Conventional wisdom – if there is such a thing – would tell you that the two worst times to release a new album are the beginning and end of a year.
After all, December is usually dominated by lists and round-ups, and January often finds people desperately trying to catch up on what they missed in December… so no band in their right mind should be planning to release anything in these particular months, right?
Apparently a lot of artists didn’t get this particular memo however, as not only was the tail-end of 2021 absolutely packed with albums, but the start of 2022 has also been remarkably busy with new releases.
And, no, I’m not just talking about the new Wiegedood and Fit For An Autopsy albums.
So, for the rest of the week (and likely next week too) I’m going to endeavour to showcase some of you may have missed in what has, incredibly, already been an unexpectedly busy month, beginning with this spine-breaking slab of ultra heaviness from Hungary’s Fragda.
While the, ahem, “core” of Damnation Is Inevitable is perhaps best described as “Blackened Deathcore” – think Carnifex, Lorna Shore, The Breathing Process, etc – that particular descriptor doesn’t quite capture the full totality of the band’s sound.
For one thing, the sheer face-melting fury of songs like “Five-Pointed Symmetry” and “Wendigo” (the album’s astonishingly aggressive opening pairing) frequently puts me in mind of the more stripped-down and straight-to-the-throat side of Anaal Nathrakh, especially when Fragda start to combine layer after layer of massive guitar work, inhuman drumming, eerie melody, and subtle synths into a veritable orgy of extremity and excess.
These comparisons also make themselves known in tracks such as the hypnotically heavy “Thalassophobia” and outlandish closer “Burning Legion”, whose melding of humongous grooves and merciless, mechanised malevolence not only recall the industrial-strength intensity of messrs. Hunt and Kenney, but are also reminiscent of the sinister symphonic bombast of Puritanical-era Dimmu Borgir as well.
Even more impressively (and, arguably, even more importantly) there are moments here and there – such as the equally chilling and crushing atmospheric assault of “Black Sun”, or the gravity-distorting density of “Surface of Abyss” – where I find my thoughts drawn more towards bands like Nightmarer and Gomorrah, groups who (much as Fragda are attempting to do here) have scratched and clawed their way out of the sub-genre ghetto and built an identity for themselves which refuses to be defined by anyone else’s prejudices or preconceptions.

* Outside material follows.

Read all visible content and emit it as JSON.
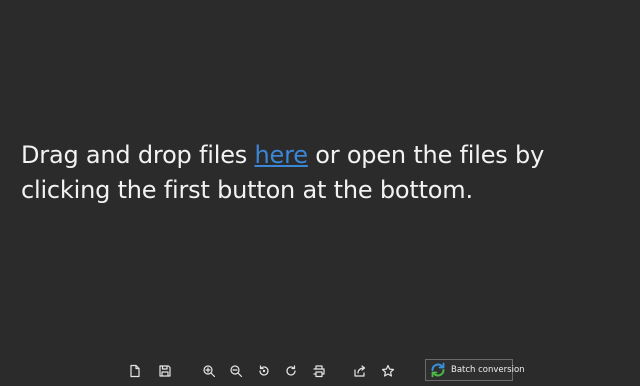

That’s not to say that Damnation Is Inevitable is quite on that level just yet, and the band clearly still have some growing and developing left to do, but there’s a realness and a rawness to it – especially when it comes to the vocals which, unlike some of the other bands mentioned here, don’t rely on excessive layering and effects to augment their power or venom – which speaks volumes about the group’s as-yet-untapped potential.

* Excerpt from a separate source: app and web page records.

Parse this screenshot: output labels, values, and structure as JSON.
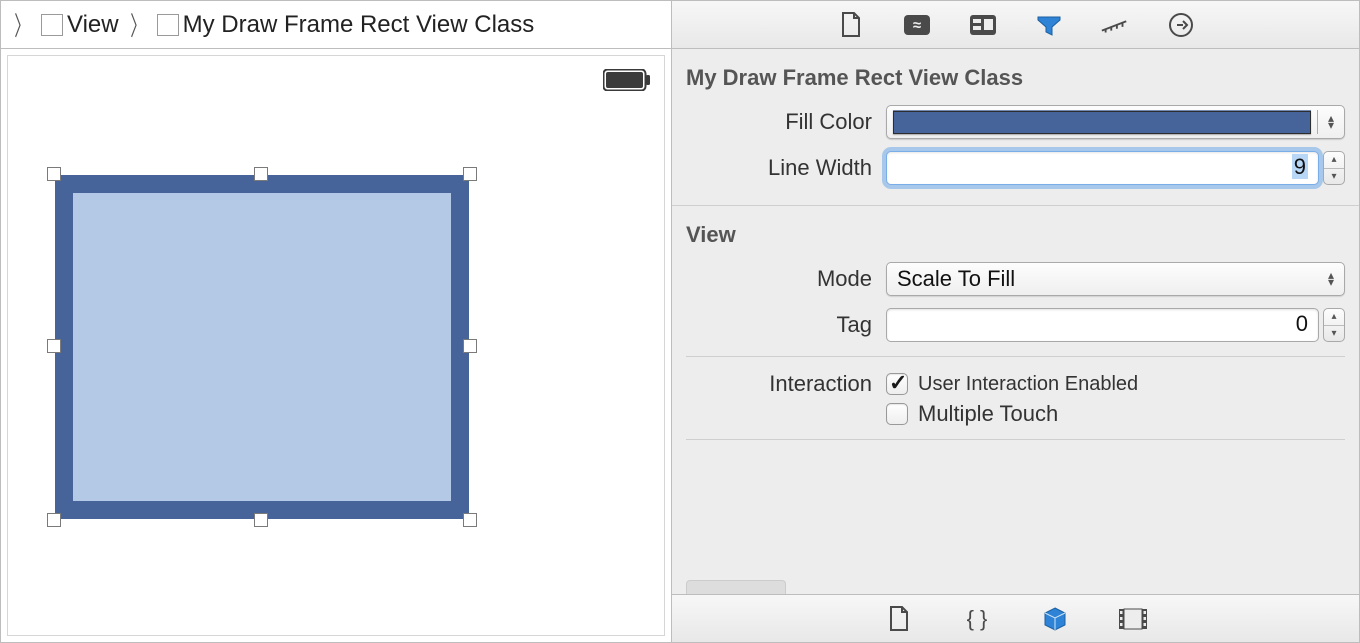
{
  "breadcrumb": {
    "item1": "View",
    "item2": "My Draw Frame Rect View Class"
  },
  "canvas": {
    "rect_fill_color": "#b3c9e6",
    "rect_border_color": "#46639a"
  },
  "inspector": {
    "custom": {
      "title": "My Draw Frame Rect View Class",
      "fill_color_label": "Fill Color",
      "fill_color_value": "#46639a",
      "line_width_label": "Line Width",
      "line_width_value": "9"
    },
    "view": {
      "title": "View",
      "mode_label": "Mode",
      "mode_value": "Scale To Fill",
      "tag_label": "Tag",
      "tag_value": "0",
      "interaction_label": "Interaction",
      "user_interaction_label": "User Interaction Enabled",
      "user_interaction_checked": true,
      "multiple_touch_label": "Multiple Touch",
      "multiple_touch_checked": false
    }
  },
  "top_tabs": [
    "file-icon",
    "quickhelp-icon",
    "identity-icon",
    "attributes-icon",
    "size-icon",
    "connections-icon"
  ],
  "bottom_tabs": [
    "file-template-icon",
    "snippets-icon",
    "object-library-icon",
    "media-icon"
  ]
}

Of course, the very nature of the music will probably put off a few of our readers, which is understandable as I’m not going to pretend this particular style, or any particular style, is designed for absolutely everyone.
But I’d definitely say that anyone who is a fan of this sort of sound should consider putting down or pressing pause on some of the bigger and more famous names they’re listening to right now (many of whom, it has to be said, I find somewhat superficial and underwhelming) and instead giving this one a spin instead.
You might just discover that bigger isn’t always better, and that sometimes you’re better off betting on the underdogs.